When the technology hits the right size we could find Kinect branded cameras on future tablets and smartphones. Using face detection to unlock your device and sign in and even letting you take advantage of in-air hand gestures to control the interface. The most interesting uses of the mobile Kinect technology could be seen via third-parties, if Microsoft opens up the Kinect APIs upon a possible release. This would make the innovative ideas from existing and future developers a lot more accessible when more people have access to the technology.

kinect_mobile

This week’s technology news – 21st March 2014

Microsoft Office on an iPad near you soon
The first press engagement next week for new Microsoft CEO Satya Nadella, is rumoured to include an announcement for the long-awaited launch of an Office application for iPad.  Any misgivings internally about this move weakening the Windows platform is put into context when set against the estimated gap in revenue that this dedicated app would bring of around $2.5 billion per year.  Microsoft seem intent to ramp up the software onto as many platforms as possible having released applications onto iPhone, OneNote, Sky-Drive and Outlook for the iPad. 

Innovative evolution for wearable technology in US healthcare pilot
Wearable computing has moved one step further with the employment of Google Glass in a small pilot at the ED of Beth Israel Deaconess Medical Centre in Boston, USA.  Clinicians wearing unmissable orange specs, would glance at a bar code or QR code and receive patient details, location, lab results and other data through the glasses during examination.  The real time access to patient data through the glasses proved effective and life-saving during the pilot.  Concerns about data security were satisfactorily answered with data being held behind the BIDMC firewall and patient reaction and clinician usability both got approval.  With further testing ongoing, for limited or summarised information, the glasses have proved an effective compliment to current desktops and iPads in speeding up clinician workflow and enabling them to work hands free.
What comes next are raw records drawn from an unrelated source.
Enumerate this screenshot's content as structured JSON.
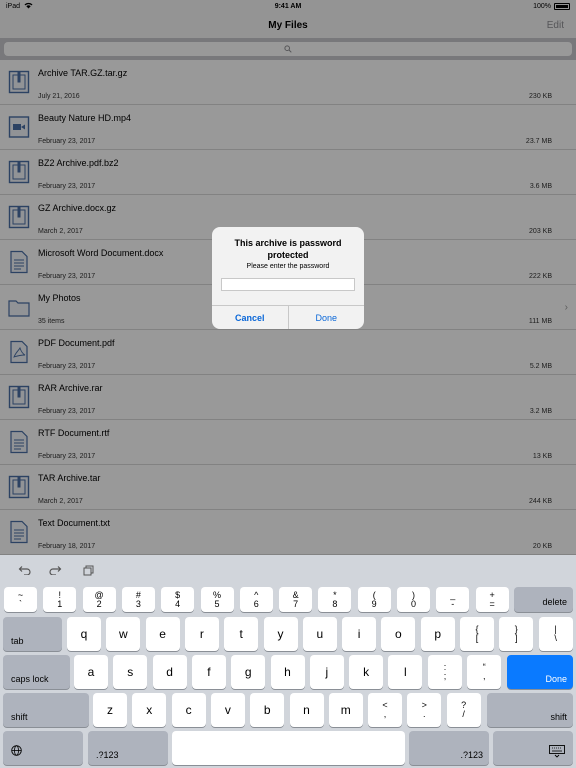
{
  "status": {
    "device": "iPad",
    "time": "9:41 AM",
    "battery": "100%"
  },
  "nav": {
    "title": "My Files",
    "edit": "Edit"
  },
  "files": [
    {
      "name": "Archive TAR.GZ.tar.gz",
      "date": "July 21, 2016",
      "size": "230 KB",
      "icon": "archive-icon"
    },
    {
      "name": "Beauty Nature HD.mp4",
      "date": "February 23, 2017",
      "size": "23.7 MB",
      "icon": "video-icon"
    },
    {
      "name": "BZ2 Archive.pdf.bz2",
      "date": "February 23, 2017",
      "size": "3.6 MB",
      "icon": "archive-icon"
    },
    {
      "name": "GZ Archive.docx.gz",
      "date": "March 2, 2017",
      "size": "203 KB",
      "icon": "archive-icon"
    },
    {
      "name": "Microsoft Word Document.docx",
      "date": "February 23, 2017",
      "size": "222 KB",
      "icon": "document-icon"
    },
    {
      "name": "My Photos",
      "date": "35 items",
      "size": "111 MB",
      "icon": "folder-icon"
    },
    {
      "name": "PDF Document.pdf",
      "date": "February 23, 2017",
      "size": "5.2 MB",
      "icon": "pdf-icon"
    },
    {
      "name": "RAR Archive.rar",
      "date": "February 23, 2017",
      "size": "3.2 MB",
      "icon": "archive-icon"
    },
    {
      "name": "RTF Document.rtf",
      "date": "February 23, 2017",
      "size": "13 KB",
      "icon": "document-icon"
    },
    {
      "name": "TAR Archive.tar",
      "date": "March 2, 2017",
      "size": "244 KB",
      "icon": "archive-icon"
    },
    {
      "name": "Text Document.txt",
      "date": "February 18, 2017",
      "size": "20 KB",
      "icon": "document-icon"
    }
  ],
  "alert": {
    "title": "This archive is password protected",
    "message": "Please enter the password",
    "input_value": "",
    "cancel": "Cancel",
    "done": "Done"
  },
  "keyboard": {
    "row1": [
      [
        "~",
        "`"
      ],
      [
        "!",
        "1"
      ],
      [
        "@",
        "2"
      ],
      [
        "#",
        "3"
      ],
      [
        "%",
        "5"
      ],
      [
        "^",
        "6"
      ],
      [
        "&",
        "7"
      ],
      [
        "*",
        "8"
      ],
      [
        "(",
        "9"
      ],
      [
        ")",
        "0"
      ],
      [
        "_",
        "-"
      ],
      [
        "+",
        "="
      ]
    ],
    "row1_dollar": [
      "$",
      "4"
    ],
    "delete": "delete",
    "tab": "tab",
    "row2": [
      "q",
      "w",
      "e",
      "r",
      "t",
      "y",
      "u",
      "i",
      "o",
      "p"
    ],
    "row2_extra": [
      [
        "{",
        "["
      ],
      [
        "}",
        "]"
      ],
      [
        "|",
        "\\"
      ]
    ],
    "caps": "caps lock",
    "row3": [
      "a",
      "s",
      "d",
      "f",
      "g",
      "h",
      "j",
      "k",
      "l"
    ],
    "row3_extra": [
      [
        ":",
        ";"
      ],
      [
        "“",
        ","
      ]
    ],
    "done": "Done",
    "shift": "shift",
    "row4": [
      "z",
      "x",
      "c",
      "v",
      "b",
      "n",
      "m"
    ],
    "row4_extra": [
      [
        "<",
        ","
      ],
      [
        ">",
        "."
      ],
      [
        "?",
        "/"
      ]
    ],
    "numbers": ".?123"
  },
  "colors": {
    "accent": "#0a67d8",
    "done_key": "#0a7aff",
    "keyboard_bg": "#d1d5db"
  }
}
The results will be closely monitored.  The potential for wider adoption across the US and internationally is tantalisingly close, whilst the use of tablets in healthcare may see a decline if it takes off.


Google Glass for clinicians
Google Glass for clinicians

The path of data security is never smooth

4th largest supermarket Morrisons, already facing a tough time in the UK press last week after announcing a sharp fall in profits, promptly endured a major security breach from a disgruntled employee, who published the payroll details of 100,000 of the company’s employees on a website including names, addresses and bank details.  Clearly, the need to secure confidential data from rogue internal use vs the cybercriminal bogeyman is less comfortable, but of equal necessity to firms.  This could have been the end of it, but perhaps the final lesson in what not to do, came with the retailers choice of messaging to inform and reassure staff about the data breach via social media behemoth, Facebook.  In this digital age, HR departments have the powerful and certainly more private tools of email and text to communicate private messages to staff. Perhaps if they had done this, it would have kept the last vestiges of their laundry from being aired quite so publicly.

Google – to infinity and beyond for mobile technology
Google has created an Android Wear mobile operating system to power smart watches. This smart strategy ties in with its move into robotics, Google Glass and data analytics.  As intelligence conjoins through Google Now, the company’s PA software, this helps inform and interact with the user to provide a more effective experience for the information and services received.  Globally, this strengthens Google’s wearable technology offerings promised in 2014, but they will not be on their own, as Motorola has announced it is launching the Moto 360 smart watch to run on Android Wear too.  Working with several consumer electronic partners including Samsung, Motorola, Asus, LG and HTC, plus chip makers, Google is ensuring that if it builds out this particular technology wardrobe, that it wants its software across as many devices as possible as the Android platform goes beyond today’s smartphones and laptops.